▶ [Assignment] From the entries below, return every line that includes the word "Gray".

......

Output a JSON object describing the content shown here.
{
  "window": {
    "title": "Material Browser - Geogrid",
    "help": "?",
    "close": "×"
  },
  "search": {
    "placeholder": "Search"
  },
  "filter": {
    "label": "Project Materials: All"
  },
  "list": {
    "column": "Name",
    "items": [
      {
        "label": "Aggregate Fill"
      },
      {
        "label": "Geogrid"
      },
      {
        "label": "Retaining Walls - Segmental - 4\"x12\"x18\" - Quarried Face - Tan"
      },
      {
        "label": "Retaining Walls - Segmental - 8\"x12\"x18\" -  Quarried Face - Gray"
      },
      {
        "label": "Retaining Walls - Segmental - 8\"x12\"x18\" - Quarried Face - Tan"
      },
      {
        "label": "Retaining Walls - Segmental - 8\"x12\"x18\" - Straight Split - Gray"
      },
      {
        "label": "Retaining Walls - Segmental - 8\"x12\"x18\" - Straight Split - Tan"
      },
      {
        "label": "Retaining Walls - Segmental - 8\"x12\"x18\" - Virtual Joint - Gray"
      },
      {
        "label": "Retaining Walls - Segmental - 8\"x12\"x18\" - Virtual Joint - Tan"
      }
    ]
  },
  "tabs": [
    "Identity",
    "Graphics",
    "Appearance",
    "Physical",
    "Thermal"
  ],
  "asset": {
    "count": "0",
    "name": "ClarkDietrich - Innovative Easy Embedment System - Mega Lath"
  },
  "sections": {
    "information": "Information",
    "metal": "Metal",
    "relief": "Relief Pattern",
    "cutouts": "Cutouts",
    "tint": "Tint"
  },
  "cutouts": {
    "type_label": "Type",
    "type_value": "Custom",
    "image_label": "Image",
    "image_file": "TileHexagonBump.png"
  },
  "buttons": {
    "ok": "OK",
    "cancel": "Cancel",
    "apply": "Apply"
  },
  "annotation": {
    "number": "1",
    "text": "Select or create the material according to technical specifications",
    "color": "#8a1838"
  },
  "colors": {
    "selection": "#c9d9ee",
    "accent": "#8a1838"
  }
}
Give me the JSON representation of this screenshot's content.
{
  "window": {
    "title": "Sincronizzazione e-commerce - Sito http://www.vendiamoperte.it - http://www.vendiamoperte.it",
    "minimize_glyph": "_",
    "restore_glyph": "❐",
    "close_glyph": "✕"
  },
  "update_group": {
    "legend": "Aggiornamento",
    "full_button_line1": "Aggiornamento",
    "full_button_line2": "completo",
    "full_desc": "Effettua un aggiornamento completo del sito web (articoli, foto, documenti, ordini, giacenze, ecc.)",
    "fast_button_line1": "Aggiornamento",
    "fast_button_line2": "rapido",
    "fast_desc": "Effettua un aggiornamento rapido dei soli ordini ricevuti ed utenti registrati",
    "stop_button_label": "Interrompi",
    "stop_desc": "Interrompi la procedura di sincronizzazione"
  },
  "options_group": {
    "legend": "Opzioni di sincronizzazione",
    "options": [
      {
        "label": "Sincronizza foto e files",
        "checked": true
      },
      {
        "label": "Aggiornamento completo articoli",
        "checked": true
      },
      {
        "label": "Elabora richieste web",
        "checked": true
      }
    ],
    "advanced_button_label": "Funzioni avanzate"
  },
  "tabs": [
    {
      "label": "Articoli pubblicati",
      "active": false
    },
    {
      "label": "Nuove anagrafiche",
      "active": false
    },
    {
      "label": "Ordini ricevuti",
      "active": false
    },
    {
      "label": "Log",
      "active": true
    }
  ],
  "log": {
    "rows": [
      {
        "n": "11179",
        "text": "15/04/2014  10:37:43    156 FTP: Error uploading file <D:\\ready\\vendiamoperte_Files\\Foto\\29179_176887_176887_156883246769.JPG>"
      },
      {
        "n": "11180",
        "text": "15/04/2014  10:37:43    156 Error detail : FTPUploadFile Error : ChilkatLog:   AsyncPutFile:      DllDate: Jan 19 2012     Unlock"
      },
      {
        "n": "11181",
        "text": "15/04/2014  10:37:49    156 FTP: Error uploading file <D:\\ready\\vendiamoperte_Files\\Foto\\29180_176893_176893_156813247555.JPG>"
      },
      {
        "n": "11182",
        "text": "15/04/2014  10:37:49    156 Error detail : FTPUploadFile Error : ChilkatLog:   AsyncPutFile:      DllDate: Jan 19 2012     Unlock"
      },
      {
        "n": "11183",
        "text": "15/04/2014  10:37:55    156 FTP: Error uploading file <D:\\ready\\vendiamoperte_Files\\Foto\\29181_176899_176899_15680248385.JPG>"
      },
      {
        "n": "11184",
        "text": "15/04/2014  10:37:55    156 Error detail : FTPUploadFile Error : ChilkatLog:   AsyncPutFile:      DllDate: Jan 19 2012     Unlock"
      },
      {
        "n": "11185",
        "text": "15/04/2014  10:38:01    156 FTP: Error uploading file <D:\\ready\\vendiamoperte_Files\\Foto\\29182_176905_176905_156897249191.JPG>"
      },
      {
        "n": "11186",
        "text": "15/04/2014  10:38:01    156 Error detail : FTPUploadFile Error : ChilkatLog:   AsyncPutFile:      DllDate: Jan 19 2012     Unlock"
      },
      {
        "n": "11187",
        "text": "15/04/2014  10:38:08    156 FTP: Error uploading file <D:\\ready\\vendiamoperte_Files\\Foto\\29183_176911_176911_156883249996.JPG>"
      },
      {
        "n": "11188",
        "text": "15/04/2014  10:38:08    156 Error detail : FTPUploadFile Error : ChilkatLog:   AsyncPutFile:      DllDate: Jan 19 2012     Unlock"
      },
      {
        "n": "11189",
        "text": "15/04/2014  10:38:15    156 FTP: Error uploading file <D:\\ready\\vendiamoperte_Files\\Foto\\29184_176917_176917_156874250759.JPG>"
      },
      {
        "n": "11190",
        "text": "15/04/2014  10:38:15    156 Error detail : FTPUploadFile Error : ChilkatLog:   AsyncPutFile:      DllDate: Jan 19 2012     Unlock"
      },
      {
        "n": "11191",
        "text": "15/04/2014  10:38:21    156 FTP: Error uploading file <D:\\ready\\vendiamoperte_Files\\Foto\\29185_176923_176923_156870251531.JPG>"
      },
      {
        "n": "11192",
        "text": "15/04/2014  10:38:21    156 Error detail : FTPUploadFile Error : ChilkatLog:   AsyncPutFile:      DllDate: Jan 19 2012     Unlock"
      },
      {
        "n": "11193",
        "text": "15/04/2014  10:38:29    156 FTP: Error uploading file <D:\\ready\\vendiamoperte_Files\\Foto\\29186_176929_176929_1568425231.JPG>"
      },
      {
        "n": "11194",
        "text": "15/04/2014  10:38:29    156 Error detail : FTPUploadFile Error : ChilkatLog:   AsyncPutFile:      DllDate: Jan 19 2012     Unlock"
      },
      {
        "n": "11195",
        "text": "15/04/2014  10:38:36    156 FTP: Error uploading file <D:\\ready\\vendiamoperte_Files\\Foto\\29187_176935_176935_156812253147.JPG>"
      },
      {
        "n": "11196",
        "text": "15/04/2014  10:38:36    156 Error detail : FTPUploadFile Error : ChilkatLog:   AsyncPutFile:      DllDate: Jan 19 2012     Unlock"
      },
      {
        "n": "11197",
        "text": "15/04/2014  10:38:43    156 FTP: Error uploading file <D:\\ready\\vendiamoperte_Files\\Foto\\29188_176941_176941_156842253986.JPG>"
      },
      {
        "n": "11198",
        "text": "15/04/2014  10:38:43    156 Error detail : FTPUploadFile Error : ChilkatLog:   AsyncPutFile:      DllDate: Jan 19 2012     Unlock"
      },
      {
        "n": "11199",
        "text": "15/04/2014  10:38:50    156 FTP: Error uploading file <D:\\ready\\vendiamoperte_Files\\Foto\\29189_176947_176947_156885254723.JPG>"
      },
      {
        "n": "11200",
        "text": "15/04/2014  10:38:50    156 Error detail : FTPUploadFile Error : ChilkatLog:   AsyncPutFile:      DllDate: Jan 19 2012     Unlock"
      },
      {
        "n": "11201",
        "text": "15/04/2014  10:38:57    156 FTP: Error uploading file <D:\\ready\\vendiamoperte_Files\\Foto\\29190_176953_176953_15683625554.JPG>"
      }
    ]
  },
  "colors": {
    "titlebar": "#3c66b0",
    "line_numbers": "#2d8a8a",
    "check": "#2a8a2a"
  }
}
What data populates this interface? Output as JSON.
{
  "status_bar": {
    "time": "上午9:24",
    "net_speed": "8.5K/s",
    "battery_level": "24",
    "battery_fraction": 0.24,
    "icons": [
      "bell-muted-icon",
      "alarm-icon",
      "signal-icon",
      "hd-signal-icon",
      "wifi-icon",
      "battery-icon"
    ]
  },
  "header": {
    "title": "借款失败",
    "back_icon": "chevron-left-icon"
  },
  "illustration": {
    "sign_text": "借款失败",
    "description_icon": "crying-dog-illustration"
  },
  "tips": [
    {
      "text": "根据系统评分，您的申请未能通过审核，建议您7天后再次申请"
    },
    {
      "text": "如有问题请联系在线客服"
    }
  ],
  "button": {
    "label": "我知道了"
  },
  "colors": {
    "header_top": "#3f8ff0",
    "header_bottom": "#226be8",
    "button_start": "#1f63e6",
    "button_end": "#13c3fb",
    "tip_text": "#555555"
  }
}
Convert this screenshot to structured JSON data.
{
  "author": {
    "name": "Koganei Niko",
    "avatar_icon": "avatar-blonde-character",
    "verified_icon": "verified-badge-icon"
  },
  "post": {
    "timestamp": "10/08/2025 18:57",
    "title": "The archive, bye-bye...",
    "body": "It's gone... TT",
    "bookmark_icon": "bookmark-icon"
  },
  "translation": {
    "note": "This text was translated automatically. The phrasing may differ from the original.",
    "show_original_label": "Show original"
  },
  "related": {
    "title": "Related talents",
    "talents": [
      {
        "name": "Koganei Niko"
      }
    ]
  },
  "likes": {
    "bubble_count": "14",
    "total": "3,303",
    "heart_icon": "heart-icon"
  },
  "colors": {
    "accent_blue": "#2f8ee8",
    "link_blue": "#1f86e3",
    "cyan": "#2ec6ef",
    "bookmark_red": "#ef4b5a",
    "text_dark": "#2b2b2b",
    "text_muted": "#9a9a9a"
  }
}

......

▶ [Exercise response]
        "label": "Retaining Walls - Segmental - 8\"x12\"x18\" -  Quarried Face - Gray"
        "label": "Retaining Walls - Segmental - 8\"x12\"x18\" - Straight Split - Gray"
        "label": "Retaining Walls - Segmental - 8\"x12\"x18\" - Virtual Joint - Gray"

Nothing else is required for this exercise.